In the end, follow your instincts. Choose a facility that treats residents respectfully and makes them feel comfortable. If the rooms are nice but the staff isn't caring, it's likely not the facility you'll choose.

Paying for long term care

Long term care can be expensive. The national average is over $72,000 per year. There are multiple sources that provide funds to pay for long term care. Options include:

  • Self-pay. Paying for long term care from savings and investments. This can be financially devastating to a family. Costs can be double if both spouses need care.
  • Long term care insurance. You pay an annual premium for long term care insurance. In exchange, when you or a loved one needs care, the insurance provider pays a daily rate to the long term care facility. Daily rates differ, depending on the insurance policy. If long term care is needed immediately, it may not be possible to get long term care insurance. However, if you or your loved one is currently healthy you might want to consider this option. Get an insurance quote.
  • Medi-Cal/Medicaid. Medicaid is a joint state-federal program for people who meet certain income requirements. Medicaid usually covers nursing home care only after an illness or injury.
  • Medicare. This federal program is for people over age 65 and those with disabilities. Although Medicare doesn't cover assisted living, it covers very limited home care services in some cases. Medicare covers nursing home care for up to 100 days, but only if you have recently been in the hospital for at least three days.

Other options that may carry a risk or charge fees include reverse mortgages, annuities or setting up a trust fund for long term care. Deciding how to make payments for these options can be difficult. Overall insurance will be cheaper over the long run and will provide for the most care options.

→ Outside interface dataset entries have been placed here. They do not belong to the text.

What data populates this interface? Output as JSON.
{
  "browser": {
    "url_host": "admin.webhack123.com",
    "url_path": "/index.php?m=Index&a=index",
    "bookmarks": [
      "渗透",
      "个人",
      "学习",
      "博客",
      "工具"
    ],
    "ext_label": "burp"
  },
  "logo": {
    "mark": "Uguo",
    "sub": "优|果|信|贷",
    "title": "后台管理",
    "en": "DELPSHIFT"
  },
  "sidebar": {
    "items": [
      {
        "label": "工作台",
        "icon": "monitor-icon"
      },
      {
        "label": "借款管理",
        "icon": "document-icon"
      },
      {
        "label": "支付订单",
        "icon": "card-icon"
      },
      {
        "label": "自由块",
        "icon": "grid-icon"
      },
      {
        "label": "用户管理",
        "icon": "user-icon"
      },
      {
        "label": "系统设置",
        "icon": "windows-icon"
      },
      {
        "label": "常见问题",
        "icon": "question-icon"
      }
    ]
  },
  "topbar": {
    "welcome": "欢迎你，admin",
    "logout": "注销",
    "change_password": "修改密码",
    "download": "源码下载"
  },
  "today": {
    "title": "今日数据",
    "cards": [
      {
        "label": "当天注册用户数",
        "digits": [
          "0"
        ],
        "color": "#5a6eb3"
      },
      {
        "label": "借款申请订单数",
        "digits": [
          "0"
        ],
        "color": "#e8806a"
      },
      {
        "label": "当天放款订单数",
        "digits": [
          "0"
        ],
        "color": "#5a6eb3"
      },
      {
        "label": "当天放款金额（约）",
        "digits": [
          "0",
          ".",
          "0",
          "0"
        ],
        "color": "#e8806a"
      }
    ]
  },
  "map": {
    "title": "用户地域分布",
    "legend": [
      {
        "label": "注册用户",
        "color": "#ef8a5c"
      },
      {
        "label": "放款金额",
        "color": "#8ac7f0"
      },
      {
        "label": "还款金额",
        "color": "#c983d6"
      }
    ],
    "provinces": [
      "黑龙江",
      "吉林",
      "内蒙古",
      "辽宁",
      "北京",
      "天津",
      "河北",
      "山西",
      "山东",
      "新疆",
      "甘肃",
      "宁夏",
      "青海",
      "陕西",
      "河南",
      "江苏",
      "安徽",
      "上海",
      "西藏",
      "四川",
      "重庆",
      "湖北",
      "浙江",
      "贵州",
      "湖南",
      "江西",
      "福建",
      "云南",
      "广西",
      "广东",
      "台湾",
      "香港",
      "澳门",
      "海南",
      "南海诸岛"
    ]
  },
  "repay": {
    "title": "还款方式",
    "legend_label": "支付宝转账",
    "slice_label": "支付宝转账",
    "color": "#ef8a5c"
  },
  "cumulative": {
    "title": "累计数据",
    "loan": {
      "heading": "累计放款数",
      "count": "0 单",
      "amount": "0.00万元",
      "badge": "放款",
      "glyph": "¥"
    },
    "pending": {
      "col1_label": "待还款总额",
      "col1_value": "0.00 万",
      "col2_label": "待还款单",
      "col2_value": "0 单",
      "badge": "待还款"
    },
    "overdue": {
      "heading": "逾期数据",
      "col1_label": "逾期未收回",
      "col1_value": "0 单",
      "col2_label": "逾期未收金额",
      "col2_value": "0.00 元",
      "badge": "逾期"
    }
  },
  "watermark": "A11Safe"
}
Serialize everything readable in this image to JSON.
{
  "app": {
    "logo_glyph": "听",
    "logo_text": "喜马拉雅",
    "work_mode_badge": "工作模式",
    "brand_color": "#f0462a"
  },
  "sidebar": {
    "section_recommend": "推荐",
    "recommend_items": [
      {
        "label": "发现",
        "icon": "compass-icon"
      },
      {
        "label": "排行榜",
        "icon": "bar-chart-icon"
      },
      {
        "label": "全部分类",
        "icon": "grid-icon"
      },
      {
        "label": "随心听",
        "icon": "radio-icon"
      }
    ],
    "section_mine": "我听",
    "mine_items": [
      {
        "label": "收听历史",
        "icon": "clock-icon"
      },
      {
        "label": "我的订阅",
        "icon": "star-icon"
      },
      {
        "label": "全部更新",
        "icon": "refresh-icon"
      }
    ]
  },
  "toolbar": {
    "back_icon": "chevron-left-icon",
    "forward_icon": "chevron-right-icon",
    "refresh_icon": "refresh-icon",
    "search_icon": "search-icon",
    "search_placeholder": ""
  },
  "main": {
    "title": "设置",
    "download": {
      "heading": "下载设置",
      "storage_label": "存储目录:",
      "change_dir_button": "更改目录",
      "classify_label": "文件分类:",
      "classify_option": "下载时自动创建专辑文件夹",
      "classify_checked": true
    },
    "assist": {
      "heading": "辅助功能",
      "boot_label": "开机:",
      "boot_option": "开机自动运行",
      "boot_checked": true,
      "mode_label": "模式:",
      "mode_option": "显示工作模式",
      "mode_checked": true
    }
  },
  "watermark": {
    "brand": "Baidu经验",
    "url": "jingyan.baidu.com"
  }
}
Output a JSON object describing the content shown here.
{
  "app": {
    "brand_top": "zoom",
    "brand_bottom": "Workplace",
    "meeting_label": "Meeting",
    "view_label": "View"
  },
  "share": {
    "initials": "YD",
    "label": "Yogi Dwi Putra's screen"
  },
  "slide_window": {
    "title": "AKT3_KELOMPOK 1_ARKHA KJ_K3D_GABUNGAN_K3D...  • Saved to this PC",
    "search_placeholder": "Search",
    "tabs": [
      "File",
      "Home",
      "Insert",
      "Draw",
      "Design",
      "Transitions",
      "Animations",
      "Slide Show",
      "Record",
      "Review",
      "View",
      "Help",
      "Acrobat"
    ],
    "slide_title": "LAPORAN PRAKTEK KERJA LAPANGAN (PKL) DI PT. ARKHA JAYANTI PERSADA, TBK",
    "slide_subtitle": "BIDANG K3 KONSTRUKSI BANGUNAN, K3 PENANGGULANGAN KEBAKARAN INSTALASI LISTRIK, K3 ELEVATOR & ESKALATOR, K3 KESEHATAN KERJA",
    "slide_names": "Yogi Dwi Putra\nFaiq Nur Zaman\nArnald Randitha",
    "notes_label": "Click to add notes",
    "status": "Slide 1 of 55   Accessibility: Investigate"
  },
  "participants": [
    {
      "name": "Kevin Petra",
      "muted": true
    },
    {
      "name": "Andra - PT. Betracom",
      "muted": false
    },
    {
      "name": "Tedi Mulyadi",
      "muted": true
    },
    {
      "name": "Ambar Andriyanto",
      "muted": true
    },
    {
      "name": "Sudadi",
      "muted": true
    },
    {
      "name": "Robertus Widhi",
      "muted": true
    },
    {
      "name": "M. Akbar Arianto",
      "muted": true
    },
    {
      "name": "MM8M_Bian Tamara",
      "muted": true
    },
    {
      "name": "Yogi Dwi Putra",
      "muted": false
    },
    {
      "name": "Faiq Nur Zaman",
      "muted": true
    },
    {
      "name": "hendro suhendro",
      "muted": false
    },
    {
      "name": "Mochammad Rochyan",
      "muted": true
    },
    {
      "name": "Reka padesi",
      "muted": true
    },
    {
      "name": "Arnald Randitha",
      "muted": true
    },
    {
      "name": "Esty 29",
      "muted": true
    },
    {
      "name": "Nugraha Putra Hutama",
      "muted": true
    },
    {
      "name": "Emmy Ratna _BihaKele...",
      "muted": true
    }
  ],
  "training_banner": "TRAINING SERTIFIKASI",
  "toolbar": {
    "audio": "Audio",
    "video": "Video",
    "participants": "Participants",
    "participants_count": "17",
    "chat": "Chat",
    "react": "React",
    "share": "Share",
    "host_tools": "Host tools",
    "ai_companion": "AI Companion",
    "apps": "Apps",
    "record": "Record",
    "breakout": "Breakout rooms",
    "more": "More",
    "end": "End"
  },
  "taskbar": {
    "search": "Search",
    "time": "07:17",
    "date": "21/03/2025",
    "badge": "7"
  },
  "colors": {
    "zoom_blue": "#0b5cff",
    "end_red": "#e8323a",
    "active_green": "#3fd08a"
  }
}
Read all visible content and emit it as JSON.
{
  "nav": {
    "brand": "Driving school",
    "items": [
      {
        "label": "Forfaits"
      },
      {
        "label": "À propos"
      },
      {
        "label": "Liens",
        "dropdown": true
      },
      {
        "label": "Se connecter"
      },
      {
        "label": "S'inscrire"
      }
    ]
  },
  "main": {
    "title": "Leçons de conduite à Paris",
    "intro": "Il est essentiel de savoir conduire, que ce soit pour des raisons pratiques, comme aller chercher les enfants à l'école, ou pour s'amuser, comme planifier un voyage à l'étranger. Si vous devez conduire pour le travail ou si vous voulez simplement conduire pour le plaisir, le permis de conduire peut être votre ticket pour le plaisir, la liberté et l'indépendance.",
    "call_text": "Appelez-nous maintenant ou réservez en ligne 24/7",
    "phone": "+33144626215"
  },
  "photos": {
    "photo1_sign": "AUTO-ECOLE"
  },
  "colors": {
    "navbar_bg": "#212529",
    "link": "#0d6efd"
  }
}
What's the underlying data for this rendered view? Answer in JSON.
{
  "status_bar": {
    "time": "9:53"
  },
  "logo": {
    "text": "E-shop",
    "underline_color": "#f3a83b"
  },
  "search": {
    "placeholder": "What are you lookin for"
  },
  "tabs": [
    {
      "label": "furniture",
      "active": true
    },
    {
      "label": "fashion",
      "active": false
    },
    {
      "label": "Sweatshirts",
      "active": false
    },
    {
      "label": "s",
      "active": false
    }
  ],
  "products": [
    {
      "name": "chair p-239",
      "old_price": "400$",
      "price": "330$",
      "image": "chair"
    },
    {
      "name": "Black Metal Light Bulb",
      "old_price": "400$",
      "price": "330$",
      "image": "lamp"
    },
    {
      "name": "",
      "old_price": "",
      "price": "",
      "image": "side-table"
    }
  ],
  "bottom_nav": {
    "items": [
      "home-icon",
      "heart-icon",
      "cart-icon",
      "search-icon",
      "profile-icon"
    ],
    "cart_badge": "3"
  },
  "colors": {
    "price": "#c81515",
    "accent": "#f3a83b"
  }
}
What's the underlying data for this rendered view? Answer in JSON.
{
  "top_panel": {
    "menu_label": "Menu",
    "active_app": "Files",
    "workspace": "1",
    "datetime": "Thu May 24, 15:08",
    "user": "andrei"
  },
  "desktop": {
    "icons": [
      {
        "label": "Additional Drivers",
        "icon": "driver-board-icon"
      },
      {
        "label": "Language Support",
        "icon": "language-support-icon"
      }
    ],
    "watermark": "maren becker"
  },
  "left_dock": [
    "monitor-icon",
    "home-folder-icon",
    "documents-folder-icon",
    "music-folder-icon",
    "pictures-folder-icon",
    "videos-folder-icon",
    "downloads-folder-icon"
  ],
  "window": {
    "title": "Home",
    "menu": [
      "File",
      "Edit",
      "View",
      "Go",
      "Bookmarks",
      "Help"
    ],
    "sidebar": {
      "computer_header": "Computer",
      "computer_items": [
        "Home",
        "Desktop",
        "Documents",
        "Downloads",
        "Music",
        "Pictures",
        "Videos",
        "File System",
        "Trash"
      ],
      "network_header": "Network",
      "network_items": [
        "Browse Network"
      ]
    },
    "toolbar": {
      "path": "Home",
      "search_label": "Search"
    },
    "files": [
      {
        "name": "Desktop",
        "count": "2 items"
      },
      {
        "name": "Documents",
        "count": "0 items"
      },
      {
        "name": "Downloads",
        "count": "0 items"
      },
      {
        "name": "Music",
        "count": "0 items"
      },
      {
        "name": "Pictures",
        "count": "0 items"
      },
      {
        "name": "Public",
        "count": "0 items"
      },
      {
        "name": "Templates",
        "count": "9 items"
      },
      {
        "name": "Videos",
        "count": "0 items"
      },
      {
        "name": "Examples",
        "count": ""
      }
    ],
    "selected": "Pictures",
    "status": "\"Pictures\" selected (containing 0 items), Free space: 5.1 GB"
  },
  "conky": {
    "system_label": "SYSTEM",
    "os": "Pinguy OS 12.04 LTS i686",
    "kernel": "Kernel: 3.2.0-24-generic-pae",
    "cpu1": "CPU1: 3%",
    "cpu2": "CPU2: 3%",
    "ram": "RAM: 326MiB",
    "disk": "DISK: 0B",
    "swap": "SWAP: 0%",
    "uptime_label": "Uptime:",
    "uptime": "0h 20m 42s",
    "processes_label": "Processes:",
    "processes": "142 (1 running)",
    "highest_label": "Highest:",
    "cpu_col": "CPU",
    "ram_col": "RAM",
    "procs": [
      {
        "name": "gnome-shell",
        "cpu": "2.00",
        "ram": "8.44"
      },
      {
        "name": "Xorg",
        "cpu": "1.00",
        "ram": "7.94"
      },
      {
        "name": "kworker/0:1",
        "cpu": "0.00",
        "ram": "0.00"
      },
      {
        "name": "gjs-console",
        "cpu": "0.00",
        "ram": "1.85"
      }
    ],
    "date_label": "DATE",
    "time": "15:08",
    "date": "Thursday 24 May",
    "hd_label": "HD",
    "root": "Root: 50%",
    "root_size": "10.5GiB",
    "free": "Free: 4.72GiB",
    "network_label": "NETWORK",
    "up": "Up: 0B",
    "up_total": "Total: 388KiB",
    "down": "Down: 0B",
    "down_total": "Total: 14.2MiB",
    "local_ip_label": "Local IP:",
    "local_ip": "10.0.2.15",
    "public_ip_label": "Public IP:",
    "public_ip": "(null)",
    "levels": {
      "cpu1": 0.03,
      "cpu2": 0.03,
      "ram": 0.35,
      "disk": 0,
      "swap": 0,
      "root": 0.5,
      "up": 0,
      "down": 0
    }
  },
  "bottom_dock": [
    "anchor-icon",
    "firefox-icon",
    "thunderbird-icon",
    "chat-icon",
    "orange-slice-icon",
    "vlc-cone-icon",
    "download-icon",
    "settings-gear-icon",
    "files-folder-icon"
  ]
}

Discussing long term care with a loved one or parents

The idea of leaving home or receiving in-home help for everyday activities can be distressing. That's why it's important for you to include your loved one as much as possible in the selection of a long term care service. Try these tips for talking about long term care:

  • Plan ahead. Waiting until a loved one needs a long term care facility isn't the best time to bring up the subject. If a loved one becomes ill or injured, it may be difficult for him or her to participate in the selection of the facility.
  • Take opportunities to talk. Your loved one might mention a problem around the house that you can relate to his or her need for long term care. For example, if your aunt mentions a problem turning on the faucet, you could ask whether she could use help with managing bathing and other personal care.
  • Listen to your loved one's or parent's concerns. Let them know you understand their concerns. Point out the benefits of long term care services. Remind your parents that their safety is your primary concern.
  • Listen to your loved one's or parent's preferences. Include your loved one or parents in the decision-making process. Find out what kind of facility they would prefer, but also recognize their ability to make decisions on their own. You might encounter some resistance from your loved one or parents, but stay positive. Keep in mind that if your loved one or parents are mentally competent, they have the right to decide whether they need long term care services or a long term care facility.
  • Involve others. If your loved one doesn't respond well to your efforts to talk, involve someone else that can be trusted, such as clergy, a doctor or an attorney.

You may feel anxious about leaving home to live in a long term care facility. Involving family and friends in the decision-making process might help you feel better about your choices for long term care.

Next: Who pays for long term care?